Republicans highlighted a healthcare problem Tuesday that lately has been causing their Democratic colleagues to squirm: Obamacare's insurance costs.
At a House Ways and Means Committee hearing, the GOP members re-aired their favorite complaints about President Obama's healthcare law, arguing that its new requirements on insurers are leading to more costly premiums for consumers.
"The truth about this law is that it has never expanded access to affordable, high-quality health care of an individual's choosing, and it never will," said committee Chairman Kevin Brady, R-Texas.
Insurance premiums were growing faster than inflation for years before the 2010 Affordable Care Act was passed. But it's not clear that the law has put any curb on that, and after insurers proposed hefty double-digit increases for next year, Republicans are arguing that the law has caused costs to grow even faster.
Aggravating the problem is the end of a federal reinsurance program, which transferred money from plans with lower-cost customers to those with higher-cost customers to help insurers during the transition. The phasing-out of that program is thought to contribute to potentially higher rates in 2017.
Democrats pushed back, speaking about more successful parts of the law such as its coverage expansion and saying Republicans are just trying to score political points in an election year.
"You should understand the hearing today is part of the political debate of this year," said top Democrat Sander Levin of Michigan.
"At first I wondered why we are doing this, but then I realized the conventions are next week," said Rep. Charlie Rangel, D-N.Y., referring to the Republican National Convention in Cleveland. "I assume this is to sharpen up our skills for the convention."
Americans have been about equally divided over the law ever since it was passed six years ago, with public opinion only slightly fluctuating. Republicans have vowed to repeal the law every election since, but they say now there's more evidence than ever before that it's not accomplishing its purposes.
"I know it's popular to claim we're fighting for political purposes," Brady said. "In our view, we're fighting for patients."
The Obama administration has said about 20 million Americans have gained coverage because of the law.

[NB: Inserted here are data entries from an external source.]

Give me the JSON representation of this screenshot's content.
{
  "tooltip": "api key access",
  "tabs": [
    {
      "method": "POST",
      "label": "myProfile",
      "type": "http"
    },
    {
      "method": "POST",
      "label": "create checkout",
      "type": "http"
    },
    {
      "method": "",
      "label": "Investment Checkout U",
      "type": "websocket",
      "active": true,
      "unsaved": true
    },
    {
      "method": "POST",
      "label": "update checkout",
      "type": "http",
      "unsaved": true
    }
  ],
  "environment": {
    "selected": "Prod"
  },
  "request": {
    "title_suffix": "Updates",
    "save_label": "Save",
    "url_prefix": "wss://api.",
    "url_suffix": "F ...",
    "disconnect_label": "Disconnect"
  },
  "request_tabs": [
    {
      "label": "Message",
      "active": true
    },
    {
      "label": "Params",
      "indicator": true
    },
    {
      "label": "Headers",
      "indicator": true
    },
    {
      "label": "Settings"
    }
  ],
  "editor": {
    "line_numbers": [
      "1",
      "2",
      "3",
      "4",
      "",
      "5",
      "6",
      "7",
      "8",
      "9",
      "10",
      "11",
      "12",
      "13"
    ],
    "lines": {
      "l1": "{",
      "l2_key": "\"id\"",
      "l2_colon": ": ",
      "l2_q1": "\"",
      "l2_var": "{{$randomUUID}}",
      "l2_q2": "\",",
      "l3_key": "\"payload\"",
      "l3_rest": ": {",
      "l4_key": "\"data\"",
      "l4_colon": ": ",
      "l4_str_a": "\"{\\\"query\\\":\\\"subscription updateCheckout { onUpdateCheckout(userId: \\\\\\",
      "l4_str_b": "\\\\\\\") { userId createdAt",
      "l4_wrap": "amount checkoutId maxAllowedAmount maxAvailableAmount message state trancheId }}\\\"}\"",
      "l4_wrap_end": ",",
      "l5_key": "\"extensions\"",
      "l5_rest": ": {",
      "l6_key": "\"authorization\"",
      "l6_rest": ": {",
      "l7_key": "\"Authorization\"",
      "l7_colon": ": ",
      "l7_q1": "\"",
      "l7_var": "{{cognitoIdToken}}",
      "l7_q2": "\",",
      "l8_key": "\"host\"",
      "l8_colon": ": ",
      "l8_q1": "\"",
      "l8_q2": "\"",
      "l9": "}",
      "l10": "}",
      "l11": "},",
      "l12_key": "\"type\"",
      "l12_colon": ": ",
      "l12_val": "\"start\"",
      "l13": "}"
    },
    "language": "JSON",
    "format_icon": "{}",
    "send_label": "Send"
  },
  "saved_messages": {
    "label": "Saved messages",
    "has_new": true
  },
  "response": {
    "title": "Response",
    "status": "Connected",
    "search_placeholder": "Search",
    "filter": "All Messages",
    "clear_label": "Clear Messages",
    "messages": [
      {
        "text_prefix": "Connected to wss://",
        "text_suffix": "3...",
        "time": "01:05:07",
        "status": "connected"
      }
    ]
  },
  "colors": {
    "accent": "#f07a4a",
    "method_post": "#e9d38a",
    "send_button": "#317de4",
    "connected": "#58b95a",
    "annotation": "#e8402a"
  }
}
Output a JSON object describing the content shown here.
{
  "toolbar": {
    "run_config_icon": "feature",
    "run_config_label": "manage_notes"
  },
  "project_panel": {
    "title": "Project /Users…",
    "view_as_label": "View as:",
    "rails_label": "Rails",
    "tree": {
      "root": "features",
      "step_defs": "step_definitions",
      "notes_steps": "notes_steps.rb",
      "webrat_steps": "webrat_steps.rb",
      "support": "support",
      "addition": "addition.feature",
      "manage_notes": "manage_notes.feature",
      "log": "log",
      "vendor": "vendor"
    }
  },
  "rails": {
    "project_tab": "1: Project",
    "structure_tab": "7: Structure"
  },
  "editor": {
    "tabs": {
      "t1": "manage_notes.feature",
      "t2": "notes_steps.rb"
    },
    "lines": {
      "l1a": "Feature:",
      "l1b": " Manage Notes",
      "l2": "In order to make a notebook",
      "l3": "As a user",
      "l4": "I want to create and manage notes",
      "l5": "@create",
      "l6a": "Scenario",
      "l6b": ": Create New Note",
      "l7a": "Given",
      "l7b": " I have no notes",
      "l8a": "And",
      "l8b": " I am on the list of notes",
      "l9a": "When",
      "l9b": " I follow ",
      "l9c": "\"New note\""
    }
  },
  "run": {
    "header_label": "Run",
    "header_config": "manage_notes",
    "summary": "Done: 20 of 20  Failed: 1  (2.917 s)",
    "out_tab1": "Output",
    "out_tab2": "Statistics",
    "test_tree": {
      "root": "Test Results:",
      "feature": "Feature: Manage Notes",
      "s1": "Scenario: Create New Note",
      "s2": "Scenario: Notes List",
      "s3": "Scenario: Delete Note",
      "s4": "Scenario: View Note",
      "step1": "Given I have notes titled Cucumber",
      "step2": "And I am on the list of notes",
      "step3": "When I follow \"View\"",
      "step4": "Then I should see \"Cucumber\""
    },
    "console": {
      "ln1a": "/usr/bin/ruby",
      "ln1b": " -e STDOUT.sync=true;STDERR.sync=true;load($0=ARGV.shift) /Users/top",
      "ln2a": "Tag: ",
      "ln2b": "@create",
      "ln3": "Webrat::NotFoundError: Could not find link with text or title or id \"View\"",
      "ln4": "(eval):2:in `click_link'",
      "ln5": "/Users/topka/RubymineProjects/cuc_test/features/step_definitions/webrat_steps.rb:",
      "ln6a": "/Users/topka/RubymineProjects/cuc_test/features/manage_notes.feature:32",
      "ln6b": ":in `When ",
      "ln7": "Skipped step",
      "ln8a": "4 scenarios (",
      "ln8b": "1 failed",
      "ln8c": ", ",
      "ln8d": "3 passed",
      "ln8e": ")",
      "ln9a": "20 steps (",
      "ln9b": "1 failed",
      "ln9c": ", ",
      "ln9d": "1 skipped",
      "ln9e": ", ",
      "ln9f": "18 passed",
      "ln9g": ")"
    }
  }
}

But it has had to fight criticisms that plans offered on the marketplaces cost too much and severely limit which doctors patients can see.